Oscar’s Place, my happy place
On a Tuesday night in early March, I sat down at a small table and a glass of water was brought to me. Sure, it was just water, but they remembered to put a straw in it.
They remembered me.
I’d only been to this restaurant for two meals before the straw experience, and already the staff remembered that I had asked for a straw each time I’d come. I, of all people—a 39-year old woman, require a straw to drink beverages with any ease.
Certainly, in the minority of humans older than eight years of age who require the drinking assistance of a straw, I know I’m different. I use straws all the time.
That’s no lie.
Meanwhile “Oscar” is the 11-year old son of Neil Smith, seasoned British restaurateur and owner of “Oscar’s Place,” a British/Belgian restaurant in the heart of the West Village, at 466 Hudson St.
Not even Oscar uses straws as much as I do—you can bet!
The owner represents the restaurant. Neil is fun and charming, but unlike the physical restaurant, he never stops talking.
How it got started
“Oscar’s Place” had formerly been a Belgian restaurant named “Petite Abeille,” but today “Oscar’s Place” is a Belgian-British fusion bistro that has held onto some of the Belgian dishes that made the previous restaurant so great, while also adding new British plates.
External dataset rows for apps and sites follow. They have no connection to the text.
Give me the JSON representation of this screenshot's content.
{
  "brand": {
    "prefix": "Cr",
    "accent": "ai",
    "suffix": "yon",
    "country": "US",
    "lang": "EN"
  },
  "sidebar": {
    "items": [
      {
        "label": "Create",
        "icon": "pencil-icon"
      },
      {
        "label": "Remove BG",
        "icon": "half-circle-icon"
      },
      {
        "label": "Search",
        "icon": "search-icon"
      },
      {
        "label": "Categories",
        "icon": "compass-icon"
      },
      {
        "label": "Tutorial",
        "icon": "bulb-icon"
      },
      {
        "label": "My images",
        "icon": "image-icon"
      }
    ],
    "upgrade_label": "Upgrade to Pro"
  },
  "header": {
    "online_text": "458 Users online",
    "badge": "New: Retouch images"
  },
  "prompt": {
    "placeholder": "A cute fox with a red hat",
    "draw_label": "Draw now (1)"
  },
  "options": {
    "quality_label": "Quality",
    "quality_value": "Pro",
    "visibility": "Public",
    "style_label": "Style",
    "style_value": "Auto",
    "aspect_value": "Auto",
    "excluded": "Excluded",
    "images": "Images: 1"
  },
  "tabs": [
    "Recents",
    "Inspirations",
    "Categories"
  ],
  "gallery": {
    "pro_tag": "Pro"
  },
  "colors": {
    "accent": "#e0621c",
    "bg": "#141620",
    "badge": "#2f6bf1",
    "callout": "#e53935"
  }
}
All five locations of “Petite Albeille” that used to exist in NYC have now closed, so the remnants of that particular Belgian fare can only be found on “Oscar’s Place’s” menu.
But by incorporating dishes typical of both English and Belgian cuisines, “Oscar’s Place” maintains a varied menu from “fish & chips” and “bangers & mash” to “French onion soup” and “waffles”. Beers from both nations are included, as well. *Look at their full menu online. I promise, you won’t be disappointed!
The food served at this place is beyond exceptional, but the relaxed and comfortable atmosphere is what keeps the patrons coming back day after day.
It’s a cool place to hang out.
The owner even describes it as, “… one of those nice happy friendly places that everyone can relate to—an extension of your home a little bit.”
In addition to the comfort provided to the patrons, the clever owner, Neil Smith, always keeps the mood light with humor and good cheer.
People find favorite spots to eat, drink, and carouse no matter where they are. Patrons who work in the Village, or nearby, stop into “Oscar’s Place” daily, not solely for their cups of coffee, but to check in with Neil, the owner, as well as the other patrons. It has a good following.
Like he had decided to partake in an inverse game of Jeopardy, Neil agreed to contribute to this article. While he was already very busy taking food orders, delivering dishes to tables, and counting change, but he offered his two cents in a classic question-answer format. In his British accent he began by asking, “What is it about Oscar’s Place that can lift a weary spirit?” While picking up some used cutlery from a nearby table of people who had just left, Neil responded to his own question by saying, “Y’need a quick ‘fix’ with a coffee.” And then in third person, he stated, “Come see Neil, [he’s] always good for a laugh…”
The physical restaurant: Looks can be deceiving
“Oscar’s Place” is the embodiment of charm.
Its interior design is casual, almost too casual, it may seem...
But don’t be deceived.
Yes, Oscar’s is quite tiny, but it has an outdoor seating space that is divine. Inside, the haphazard placement of tables and wooden school chairs on vinyl black and white checkerboard flooring do nothing to take away from the fabulous cuisine that is served on weekdays between 8am and 11pm, and on weekends between 9am and 11pm, or 10pm on Sundays. The unfinished walls give a cozier feel to the place than a new fully renovated room could ever bestow. Oscar’s Place may look slightly disheveled, but it’s lovely. Truly, lovely.
What got me is sure to get you, too.
What will initially get you about Oscar’s though is what got me—the inviting large front window covered by an enlarged painted teapot. This conspicuous visual asserts Oscar’s Place’s significance to the neighborhood. A Brit in the West Village.
No one, or thing, takes him/itself too seriously here.
This is why it is so beloved.
And that, my friends, is an energy you can feel; it’s energy to love.
Single-handedly, Oscar’s has made me, Francoise Gordon,formerly a bitter middle- aged curmudgeon, into a happier person. Like nothing I could have ever imagined, I am a changed woman. In a few short weeks, I found that to be exposed a lot to people with such positive outlooks, in a casual setting, did wonders for my own attitude.
And just like that, after a month was over, I was nice again!
Can the levity and humor of Oscar’s rub off on you, too??
Answer: You better believe it can.
Really, it’s so happy there. You’re destined to feel upbeat and encouraged, too.
Its staff (from the chefs, to the managers, to utility employees) is cheery and delightful, as are its patrons; the food is scrumptious and affordable. I never regret spending time there—even if it is too much time.
And I always spend too much time there.
And I say all this after only being a customer for only about a month and a half.
I’ll write again in six more months to update you further.
And I keep hearing how the place gets even better during summer months, anyway! (With the outside seating)